Taxation of cross-border commuters
Italy and Switzerland agreed to finalize a new cross-border commuters agreement by mid-2015. In the future, cross-border commuters shall be subject to reduced taxation in the state of work (maximal 70% of the total source tax) and regular taxation in the state of residency. The latter will thereby avoid double taxation with respect to the taxes withheld in the other state.
Financial market access
Both countries confirmed their intention to strengthen the administrative cooperation and initiate conversations on enhanced market access for financial institutions.
The signed agreements form a solid basis for enhanced bilateral relations between Italy and Switzerland. As an immediate consequence, the participation to the Italian VDP will considerably increase legal certainty for Italian taxpayers with deposits in Switzerland. Going forward, the removal of Switzerland from the Italian blacklists will provide substantial relief from administrative burden for corporations engaged in cross-border transactions between Italy and Switzerland.

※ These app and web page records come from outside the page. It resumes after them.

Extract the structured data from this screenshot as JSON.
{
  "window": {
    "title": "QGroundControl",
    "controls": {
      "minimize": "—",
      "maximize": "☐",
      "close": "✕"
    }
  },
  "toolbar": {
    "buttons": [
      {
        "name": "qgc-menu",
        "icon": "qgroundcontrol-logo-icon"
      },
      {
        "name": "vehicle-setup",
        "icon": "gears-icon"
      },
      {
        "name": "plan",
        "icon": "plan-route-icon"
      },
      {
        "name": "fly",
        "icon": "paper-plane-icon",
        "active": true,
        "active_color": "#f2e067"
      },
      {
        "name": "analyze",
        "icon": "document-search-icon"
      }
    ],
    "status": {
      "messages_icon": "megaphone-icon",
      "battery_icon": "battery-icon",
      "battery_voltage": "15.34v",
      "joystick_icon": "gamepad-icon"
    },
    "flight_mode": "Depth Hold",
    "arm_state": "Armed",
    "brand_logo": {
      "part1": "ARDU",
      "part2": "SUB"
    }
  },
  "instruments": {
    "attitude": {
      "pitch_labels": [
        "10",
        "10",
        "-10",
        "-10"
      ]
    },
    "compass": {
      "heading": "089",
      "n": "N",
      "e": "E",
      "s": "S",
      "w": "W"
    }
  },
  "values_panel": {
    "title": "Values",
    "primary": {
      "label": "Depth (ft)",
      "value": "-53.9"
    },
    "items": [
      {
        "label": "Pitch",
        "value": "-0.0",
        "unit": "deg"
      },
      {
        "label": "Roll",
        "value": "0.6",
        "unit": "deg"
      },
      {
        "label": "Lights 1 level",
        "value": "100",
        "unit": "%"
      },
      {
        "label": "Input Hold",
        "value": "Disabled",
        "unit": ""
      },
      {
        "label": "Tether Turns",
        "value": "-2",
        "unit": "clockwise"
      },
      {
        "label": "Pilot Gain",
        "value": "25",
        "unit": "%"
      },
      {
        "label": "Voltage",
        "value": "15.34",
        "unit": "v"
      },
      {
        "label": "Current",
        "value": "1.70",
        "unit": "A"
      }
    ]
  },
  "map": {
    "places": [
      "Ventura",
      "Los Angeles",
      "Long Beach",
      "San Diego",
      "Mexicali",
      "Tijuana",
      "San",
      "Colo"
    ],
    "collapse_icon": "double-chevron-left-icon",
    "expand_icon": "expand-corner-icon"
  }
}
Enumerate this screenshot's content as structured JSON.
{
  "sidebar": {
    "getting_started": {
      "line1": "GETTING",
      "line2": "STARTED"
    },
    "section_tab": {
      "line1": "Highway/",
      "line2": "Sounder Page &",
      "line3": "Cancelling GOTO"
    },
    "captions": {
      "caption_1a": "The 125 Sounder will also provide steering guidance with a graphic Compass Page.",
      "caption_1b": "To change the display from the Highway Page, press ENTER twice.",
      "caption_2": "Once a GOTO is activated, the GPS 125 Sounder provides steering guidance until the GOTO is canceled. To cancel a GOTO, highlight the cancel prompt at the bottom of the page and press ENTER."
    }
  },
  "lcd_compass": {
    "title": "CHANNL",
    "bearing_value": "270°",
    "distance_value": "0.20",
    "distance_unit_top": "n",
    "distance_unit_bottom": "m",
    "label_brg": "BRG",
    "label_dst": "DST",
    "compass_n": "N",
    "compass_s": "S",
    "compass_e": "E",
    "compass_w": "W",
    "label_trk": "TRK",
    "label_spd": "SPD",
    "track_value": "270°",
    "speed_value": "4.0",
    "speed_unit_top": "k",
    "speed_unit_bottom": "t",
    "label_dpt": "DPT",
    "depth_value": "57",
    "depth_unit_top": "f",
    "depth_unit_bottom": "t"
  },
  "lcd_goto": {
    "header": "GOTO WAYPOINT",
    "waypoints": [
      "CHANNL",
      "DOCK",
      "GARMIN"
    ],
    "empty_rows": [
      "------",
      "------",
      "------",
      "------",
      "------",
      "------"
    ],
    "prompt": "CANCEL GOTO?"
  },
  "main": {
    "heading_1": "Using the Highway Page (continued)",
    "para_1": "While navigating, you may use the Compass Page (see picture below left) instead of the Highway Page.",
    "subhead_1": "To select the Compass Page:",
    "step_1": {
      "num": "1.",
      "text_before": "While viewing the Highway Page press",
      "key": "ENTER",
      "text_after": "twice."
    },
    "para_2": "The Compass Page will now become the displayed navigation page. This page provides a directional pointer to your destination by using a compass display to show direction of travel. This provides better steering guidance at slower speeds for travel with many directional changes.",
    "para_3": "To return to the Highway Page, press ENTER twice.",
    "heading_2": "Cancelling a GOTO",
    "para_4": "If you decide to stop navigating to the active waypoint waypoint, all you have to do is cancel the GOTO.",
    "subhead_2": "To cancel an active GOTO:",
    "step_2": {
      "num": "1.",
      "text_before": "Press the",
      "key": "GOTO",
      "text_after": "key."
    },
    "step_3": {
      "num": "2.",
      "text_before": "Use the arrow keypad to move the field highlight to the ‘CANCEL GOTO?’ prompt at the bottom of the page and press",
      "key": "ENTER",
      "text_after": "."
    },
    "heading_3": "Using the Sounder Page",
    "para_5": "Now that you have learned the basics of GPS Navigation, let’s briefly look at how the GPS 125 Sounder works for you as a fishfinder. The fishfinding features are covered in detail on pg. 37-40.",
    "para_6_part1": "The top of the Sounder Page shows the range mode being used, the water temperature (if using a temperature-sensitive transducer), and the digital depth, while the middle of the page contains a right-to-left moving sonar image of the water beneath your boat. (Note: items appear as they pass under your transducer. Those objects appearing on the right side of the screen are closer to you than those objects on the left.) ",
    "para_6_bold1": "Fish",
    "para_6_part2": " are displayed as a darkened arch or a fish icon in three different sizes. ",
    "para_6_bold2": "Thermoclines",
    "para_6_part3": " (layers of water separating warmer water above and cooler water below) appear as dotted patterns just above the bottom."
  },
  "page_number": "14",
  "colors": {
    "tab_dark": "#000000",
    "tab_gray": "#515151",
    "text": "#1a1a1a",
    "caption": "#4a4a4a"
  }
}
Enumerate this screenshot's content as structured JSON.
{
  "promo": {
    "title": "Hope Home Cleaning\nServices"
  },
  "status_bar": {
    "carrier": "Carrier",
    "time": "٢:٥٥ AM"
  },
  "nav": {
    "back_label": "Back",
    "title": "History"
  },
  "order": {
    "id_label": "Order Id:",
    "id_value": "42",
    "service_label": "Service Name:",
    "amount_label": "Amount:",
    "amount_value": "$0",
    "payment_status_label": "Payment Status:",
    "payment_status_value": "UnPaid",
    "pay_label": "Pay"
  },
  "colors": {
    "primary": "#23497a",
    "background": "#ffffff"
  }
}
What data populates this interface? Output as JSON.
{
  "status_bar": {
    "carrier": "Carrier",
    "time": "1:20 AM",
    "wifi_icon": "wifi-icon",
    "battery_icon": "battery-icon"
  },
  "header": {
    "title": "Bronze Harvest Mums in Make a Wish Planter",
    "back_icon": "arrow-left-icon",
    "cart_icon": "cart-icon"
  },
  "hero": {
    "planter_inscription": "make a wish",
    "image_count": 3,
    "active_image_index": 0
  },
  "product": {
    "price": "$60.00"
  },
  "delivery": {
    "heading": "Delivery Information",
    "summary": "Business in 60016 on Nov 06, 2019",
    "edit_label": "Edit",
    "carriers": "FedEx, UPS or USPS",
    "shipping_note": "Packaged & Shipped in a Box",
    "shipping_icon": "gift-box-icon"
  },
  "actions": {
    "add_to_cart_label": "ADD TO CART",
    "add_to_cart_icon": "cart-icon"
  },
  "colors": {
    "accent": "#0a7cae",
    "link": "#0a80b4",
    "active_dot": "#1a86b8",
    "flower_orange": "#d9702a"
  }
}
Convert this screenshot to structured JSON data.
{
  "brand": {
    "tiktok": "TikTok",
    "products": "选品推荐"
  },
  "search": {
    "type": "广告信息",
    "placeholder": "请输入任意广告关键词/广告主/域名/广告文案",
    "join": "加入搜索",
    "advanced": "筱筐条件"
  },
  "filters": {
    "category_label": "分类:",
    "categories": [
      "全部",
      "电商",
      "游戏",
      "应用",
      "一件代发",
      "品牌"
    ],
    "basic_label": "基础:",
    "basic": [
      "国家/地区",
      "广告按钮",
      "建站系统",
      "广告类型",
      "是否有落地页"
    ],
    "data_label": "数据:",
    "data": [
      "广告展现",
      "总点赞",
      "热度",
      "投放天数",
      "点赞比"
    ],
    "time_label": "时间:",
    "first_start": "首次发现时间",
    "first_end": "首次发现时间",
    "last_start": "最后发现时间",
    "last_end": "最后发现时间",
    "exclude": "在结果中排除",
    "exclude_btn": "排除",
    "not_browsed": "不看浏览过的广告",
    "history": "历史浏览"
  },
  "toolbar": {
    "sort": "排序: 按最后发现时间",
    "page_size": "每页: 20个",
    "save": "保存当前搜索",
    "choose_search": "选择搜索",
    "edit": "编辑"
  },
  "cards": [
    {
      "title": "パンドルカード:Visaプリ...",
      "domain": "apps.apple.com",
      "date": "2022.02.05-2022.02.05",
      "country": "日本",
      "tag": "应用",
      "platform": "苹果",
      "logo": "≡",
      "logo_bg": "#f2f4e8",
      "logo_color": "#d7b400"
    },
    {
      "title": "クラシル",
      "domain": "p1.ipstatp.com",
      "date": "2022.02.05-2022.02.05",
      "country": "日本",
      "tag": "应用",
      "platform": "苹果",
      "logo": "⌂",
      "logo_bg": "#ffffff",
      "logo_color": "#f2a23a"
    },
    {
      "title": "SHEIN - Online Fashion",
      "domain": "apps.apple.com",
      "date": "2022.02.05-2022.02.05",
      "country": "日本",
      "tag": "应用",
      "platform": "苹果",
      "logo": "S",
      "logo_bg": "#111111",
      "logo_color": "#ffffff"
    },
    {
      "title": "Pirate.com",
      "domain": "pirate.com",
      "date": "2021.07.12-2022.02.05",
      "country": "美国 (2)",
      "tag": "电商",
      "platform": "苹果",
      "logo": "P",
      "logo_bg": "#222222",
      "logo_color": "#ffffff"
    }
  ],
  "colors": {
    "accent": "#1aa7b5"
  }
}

Future Alerts will report on any further development.
1. See EY HR and Tax Alert, Italian Parliament approves Voluntary Disclosure Program, dated 6 January 2015.
2. The Italian Budget Law for 2015 amends the CFC rule by implying a revision of the current blacklist by considering countries on the basis of the lack of exchange of information (already included under the previous version of the rule) and standard level of taxation lower than 50% (previously 70%) of the Italian corporate income tax. In addition, another blacklist will be issued, which includes special regimes (applied by countries with an acceptable standard level of taxation) that result in less than 50% level of taxation in comparison with Italy.
3. See EY Global Tax Alert, Swiss Federal Council initiates the consultation phase for Corporate Tax Reform III, dated 23 September 2014.
4. See Global Tax Alert, Significant developments in the global automatic exchange of information, dated 31 October 2014.
For additional information with respect to this Alert, please contact the following:
Ernst & Young Ltd., Zurich
- • Daniel Gentsch
+41 58 286 3613
- • Rainer Hausmann
+41 58 286 3193
Ernst & Young Ltd., Geneva
- • Markus F. Huber
+41 58 286 3189
- • Karen Simonin
+41 58 286 5653
Ernst & Young Ltd., Zug
- • Kersten A. Honold
+41 58 286 3166
Studio Legale Tributario in association with Ernst & Young, Milan
- • Domenico Borzumato
+39 02 851 4503
- • Marco Magenta
+39 02 851 4529
Studio Legale Tributario in association with Ernst & Young, Rome
- • Emiliano Zanotti
+39 06 855 67383
Studio Legale Tributario in association with Ernst & Young, Bologna
- • Mario Ferrol
+39 051 278 434
Ernst & Young LLP, Swiss Tax Desk, New York
- • Thomas Semadeni
+1 212 773 8442
- • Peter Dormann
+1 212 773 9931
Ernst & Young LLP, Italian Tax Desk, New York
- • Simone De Giovanni
+1 212 773 2351
- • Michele Mirabella
+1 212 773 7301
- • Annalisa Vergati
+1 212 773 7773
EYG no. CM5270